How To Say “Grandma” In Different Languages

4 July 2023
By Sarah Angela Almaden
Japanese House
Unsplash: Honey Fangs

Grandmothers — aren't they just the best? One: they know how to bake a batch of really good chocolate chip cookies. Two: they also know how to make a very mean apple pie, and if you want vanilla ice cream on the side, that’s fine too. Three: they even know how to keep your secrets safe, which is a great thing because secrets are meant to be hush-hush and not to be broadcasted by parents for the world to hear. Yes, nothing can beat the essence and feeling of grandmother's favoritism as this affection is as constant as the northern star.

What you call your grandmother might be different from what I call mine. And, that’s okay because we all have specific, special names to call our grandmas. And where you live as well as the language you speak also play a part in what you call your grandmother. In fact, there are actually many factors that come into play when it comes to grandmother nicknames, that’s just the way it is. Alright, before the extra hullabaloo of words, are you curious to know what the rest of the world calls their grandmother?

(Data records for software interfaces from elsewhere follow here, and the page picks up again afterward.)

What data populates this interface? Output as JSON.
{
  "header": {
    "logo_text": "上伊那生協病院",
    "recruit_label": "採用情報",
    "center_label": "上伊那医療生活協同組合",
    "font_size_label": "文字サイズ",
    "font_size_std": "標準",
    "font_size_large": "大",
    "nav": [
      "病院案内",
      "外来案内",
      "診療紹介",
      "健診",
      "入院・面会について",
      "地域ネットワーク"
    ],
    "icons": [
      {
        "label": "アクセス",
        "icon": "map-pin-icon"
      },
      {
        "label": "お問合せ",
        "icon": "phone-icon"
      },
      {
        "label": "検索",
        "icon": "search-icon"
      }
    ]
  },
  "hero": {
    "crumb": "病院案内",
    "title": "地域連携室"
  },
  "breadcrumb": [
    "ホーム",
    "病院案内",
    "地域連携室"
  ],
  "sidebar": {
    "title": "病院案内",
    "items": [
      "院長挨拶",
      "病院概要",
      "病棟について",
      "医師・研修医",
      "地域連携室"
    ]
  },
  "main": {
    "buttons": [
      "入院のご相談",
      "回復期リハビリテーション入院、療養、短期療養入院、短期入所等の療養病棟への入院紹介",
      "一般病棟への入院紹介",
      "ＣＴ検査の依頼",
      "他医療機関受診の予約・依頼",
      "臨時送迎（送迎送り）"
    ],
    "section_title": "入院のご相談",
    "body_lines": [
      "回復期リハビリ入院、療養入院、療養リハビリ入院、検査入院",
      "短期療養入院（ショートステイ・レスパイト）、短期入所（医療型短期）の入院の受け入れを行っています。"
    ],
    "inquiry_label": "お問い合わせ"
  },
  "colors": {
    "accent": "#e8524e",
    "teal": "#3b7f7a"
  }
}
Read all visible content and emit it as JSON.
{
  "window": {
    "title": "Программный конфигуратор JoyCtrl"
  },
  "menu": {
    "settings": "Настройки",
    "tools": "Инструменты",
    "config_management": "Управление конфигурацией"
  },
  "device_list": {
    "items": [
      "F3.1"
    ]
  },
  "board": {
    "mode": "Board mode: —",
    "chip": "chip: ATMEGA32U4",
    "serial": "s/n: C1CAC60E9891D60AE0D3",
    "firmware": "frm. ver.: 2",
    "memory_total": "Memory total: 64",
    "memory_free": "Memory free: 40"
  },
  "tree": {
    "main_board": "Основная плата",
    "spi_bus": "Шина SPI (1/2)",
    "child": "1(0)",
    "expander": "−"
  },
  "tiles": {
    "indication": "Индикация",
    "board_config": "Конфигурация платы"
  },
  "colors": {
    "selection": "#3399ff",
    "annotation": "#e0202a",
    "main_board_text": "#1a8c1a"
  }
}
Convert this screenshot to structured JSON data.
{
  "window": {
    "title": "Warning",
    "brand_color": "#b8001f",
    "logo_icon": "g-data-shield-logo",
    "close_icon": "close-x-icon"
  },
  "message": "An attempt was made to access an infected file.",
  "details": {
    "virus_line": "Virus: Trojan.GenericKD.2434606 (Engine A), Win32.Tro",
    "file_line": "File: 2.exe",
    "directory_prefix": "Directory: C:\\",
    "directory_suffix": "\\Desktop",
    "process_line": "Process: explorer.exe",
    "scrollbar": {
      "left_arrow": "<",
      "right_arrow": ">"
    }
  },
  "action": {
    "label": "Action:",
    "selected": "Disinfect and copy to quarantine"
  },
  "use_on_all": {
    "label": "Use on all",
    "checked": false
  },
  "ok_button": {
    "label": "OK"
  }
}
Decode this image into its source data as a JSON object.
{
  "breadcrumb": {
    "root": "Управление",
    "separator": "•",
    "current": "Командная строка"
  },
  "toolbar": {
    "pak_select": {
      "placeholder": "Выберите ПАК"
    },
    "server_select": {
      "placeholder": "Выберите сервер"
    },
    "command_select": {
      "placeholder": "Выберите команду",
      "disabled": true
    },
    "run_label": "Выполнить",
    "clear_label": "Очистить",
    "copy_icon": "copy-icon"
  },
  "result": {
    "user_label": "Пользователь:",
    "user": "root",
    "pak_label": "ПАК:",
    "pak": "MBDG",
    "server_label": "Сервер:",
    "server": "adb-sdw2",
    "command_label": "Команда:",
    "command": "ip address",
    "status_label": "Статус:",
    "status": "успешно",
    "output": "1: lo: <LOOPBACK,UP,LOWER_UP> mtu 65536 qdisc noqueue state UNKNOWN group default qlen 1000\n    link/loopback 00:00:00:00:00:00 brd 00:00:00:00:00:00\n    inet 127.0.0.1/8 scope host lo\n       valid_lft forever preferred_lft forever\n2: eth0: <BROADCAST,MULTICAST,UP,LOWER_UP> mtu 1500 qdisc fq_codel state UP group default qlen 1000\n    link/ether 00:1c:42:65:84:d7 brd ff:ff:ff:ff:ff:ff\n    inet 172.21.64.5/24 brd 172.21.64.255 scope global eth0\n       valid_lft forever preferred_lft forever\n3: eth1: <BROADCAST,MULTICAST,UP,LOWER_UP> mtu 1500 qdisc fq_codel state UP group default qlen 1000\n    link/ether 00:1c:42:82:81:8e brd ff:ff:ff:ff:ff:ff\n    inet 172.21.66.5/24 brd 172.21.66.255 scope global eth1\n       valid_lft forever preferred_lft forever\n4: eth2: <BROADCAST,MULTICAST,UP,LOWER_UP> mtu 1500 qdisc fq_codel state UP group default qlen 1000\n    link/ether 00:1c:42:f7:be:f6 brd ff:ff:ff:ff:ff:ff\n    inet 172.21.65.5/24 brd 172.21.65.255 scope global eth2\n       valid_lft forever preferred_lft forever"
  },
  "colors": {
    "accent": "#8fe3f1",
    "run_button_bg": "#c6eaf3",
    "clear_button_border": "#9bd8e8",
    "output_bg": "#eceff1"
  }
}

  • English: grandma, grandmum, grandmother, gran, nan, nana
  • French: grand-mère, grand-maman, mamie, mémé
  • German: Großmutter (Grossmutter), Oma, Omi, Ömchen, Großmama (Grossmama)
  • Korean: 할머니 (halmeoni), 할매 (halmae), 할미 (halmi)
  • Japanese: ばあさん (baasan), おばあさん (obaasan), 祖母 (sobo)
  • Dutch: oma
  • Italian: nonna, nanna, nona, ava, nonnina
  • Russian: бабушка (babushka), Бабуся (babusya), Баба (baba), Бабка (babka)
  • Spanish: abuela, abuelita, abue, abu, nana, yaya
  • Polish: babcia, busia, bubi, babunia, babci
  • Greek: γιαγιά (yaya), παραμυθούλα (paramuthoula), γιαγιάκα (yayaka)
  • Tagalog: lola, nanang, nanay (can also mean “mother”), nana, nay
  • Vietnamese: bà
  • Swedish: mormor (to call your mother’s mother), farmor (to call your father’s mother)
  • Norwegian: bestemor, mormor (to call your mother’s mother), farmor (to call you father’s mother)
  • Brazilian Portuguese: avó, vovó, vovozinha
  • Chinese: 奶奶 (nǎi nai, to call your father’s mother), 外婆 (wài pó, to call your mother’s mother), 婆婆 (pópo, to call your mother’s mother), 姥姥 (lǎo lao, to call your mother’s mother), 祖母 (zǔ mǔ, to call your father’s mother)
  • Afrikaans: ouma
  • Swahili: nyanya, bibi
  • Hindi: दादी (daadee), नानी (naanee)
  • Indonesian: nenek, oma
  • Danish: bedstemor, mormor (to call your mother’s mother), farmor (to call your father’s mother)
  • Irish: maimeó